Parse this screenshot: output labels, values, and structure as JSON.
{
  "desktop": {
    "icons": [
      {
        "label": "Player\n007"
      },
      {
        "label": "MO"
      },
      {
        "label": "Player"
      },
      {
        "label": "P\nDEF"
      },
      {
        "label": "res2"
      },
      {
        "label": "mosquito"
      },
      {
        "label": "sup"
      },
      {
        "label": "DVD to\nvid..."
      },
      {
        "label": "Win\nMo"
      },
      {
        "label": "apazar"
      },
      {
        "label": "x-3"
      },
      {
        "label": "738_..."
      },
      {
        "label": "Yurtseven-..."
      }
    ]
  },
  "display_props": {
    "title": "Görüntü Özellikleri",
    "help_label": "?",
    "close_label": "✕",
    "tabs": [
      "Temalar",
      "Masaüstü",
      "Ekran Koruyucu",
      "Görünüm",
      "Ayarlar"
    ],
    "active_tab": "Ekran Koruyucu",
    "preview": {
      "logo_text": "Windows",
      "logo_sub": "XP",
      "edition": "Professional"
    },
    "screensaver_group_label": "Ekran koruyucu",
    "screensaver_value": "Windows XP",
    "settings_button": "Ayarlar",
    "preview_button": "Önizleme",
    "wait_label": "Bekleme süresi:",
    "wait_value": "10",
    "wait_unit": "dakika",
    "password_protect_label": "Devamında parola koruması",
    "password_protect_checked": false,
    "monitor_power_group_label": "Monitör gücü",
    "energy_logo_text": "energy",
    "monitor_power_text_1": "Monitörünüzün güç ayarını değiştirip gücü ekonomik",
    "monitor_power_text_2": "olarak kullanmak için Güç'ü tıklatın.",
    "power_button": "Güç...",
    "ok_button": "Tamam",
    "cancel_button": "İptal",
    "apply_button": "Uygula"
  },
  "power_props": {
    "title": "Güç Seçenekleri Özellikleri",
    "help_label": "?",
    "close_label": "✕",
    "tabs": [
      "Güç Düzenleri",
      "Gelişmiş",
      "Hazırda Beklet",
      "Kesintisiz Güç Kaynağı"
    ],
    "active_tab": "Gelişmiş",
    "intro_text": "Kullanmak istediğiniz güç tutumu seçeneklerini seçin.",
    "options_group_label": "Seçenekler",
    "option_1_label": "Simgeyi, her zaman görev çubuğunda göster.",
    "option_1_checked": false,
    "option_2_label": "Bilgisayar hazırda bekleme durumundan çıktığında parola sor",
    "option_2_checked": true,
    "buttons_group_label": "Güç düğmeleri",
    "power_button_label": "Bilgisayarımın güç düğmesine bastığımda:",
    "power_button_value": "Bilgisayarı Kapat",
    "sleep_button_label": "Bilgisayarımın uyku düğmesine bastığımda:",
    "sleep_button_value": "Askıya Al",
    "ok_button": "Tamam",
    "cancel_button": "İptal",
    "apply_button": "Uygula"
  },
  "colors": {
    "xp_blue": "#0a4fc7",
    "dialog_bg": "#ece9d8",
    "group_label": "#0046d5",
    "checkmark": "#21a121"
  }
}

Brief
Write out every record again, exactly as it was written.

Completed task
Parse this screenshot: output labels, values, and structure as JSON.
{
  "desktop": {
    "icons": [
      {
        "label": "Player\n007"
      },
      {
        "label": "MO"
      },
      {
        "label": "Player"
      },
      {
        "label": "P\nDEF"
      },
      {
        "label": "res2"
      },
      {
        "label": "mosquito"
      },
      {
        "label": "sup"
      },
      {
        "label": "DVD to\nvid..."
      },
      {
        "label": "Win\nMo"
      },
      {
        "label": "apazar"
      },
      {
        "label": "x-3"
      },
      {
        "label": "738_..."
      },
      {
        "label": "Yurtseven-..."
      }
    ]
  },
  "display_props": {
    "title": "Görüntü Özellikleri",
    "help_label": "?",
    "close_label": "✕",
    "tabs": [
      "Temalar",
      "Masaüstü",
      "Ekran Koruyucu",
      "Görünüm",
      "Ayarlar"
    ],
    "active_tab": "Ekran Koruyucu",
    "preview": {
      "logo_text": "Windows",
      "logo_sub": "XP",
      "edition": "Professional"
    },
    "screensaver_group_label": "Ekran koruyucu",
    "screensaver_value": "Windows XP",
    "settings_button": "Ayarlar",
    "preview_button": "Önizleme",
    "wait_label": "Bekleme süresi:",
    "wait_value": "10",
    "wait_unit": "dakika",
    "password_protect_label": "Devamında parola koruması",
    "password_protect_checked": false,
    "monitor_power_group_label": "Monitör gücü",
    "energy_logo_text": "energy",
    "monitor_power_text_1": "Monitörünüzün güç ayarını değiştirip gücü ekonomik",
    "monitor_power_text_2": "olarak kullanmak için Güç'ü tıklatın.",
    "power_button": "Güç...",
    "ok_button": "Tamam",
    "cancel_button": "İptal",
    "apply_button": "Uygula"
  },
  "power_props": {
    "title": "Güç Seçenekleri Özellikleri",
    "help_label": "?",
    "close_label": "✕",
    "tabs": [
      "Güç Düzenleri",
      "Gelişmiş",
      "Hazırda Beklet",
      "Kesintisiz Güç Kaynağı"
    ],
    "active_tab": "Gelişmiş",
    "intro_text": "Kullanmak istediğiniz güç tutumu seçeneklerini seçin.",
    "options_group_label": "Seçenekler",
    "option_1_label": "Simgeyi, her zaman görev çubuğunda göster.",
    "option_1_checked": false,
    "option_2_label": "Bilgisayar hazırda bekleme durumundan çıktığında parola sor",
    "option_2_checked": true,
    "buttons_group_label": "Güç düğmeleri",
    "power_button_label": "Bilgisayarımın güç düğmesine bastığımda:",
    "power_button_value": "Bilgisayarı Kapat",
    "sleep_button_label": "Bilgisayarımın uyku düğmesine bastığımda:",
    "sleep_button_value": "Askıya Al",
    "ok_button": "Tamam",
    "cancel_button": "İptal",
    "apply_button": "Uygula"
  },
  "colors": {
    "xp_blue": "#0a4fc7",
    "dialog_bg": "#ece9d8",
    "group_label": "#0046d5",
    "checkmark": "#21a121"
  }
}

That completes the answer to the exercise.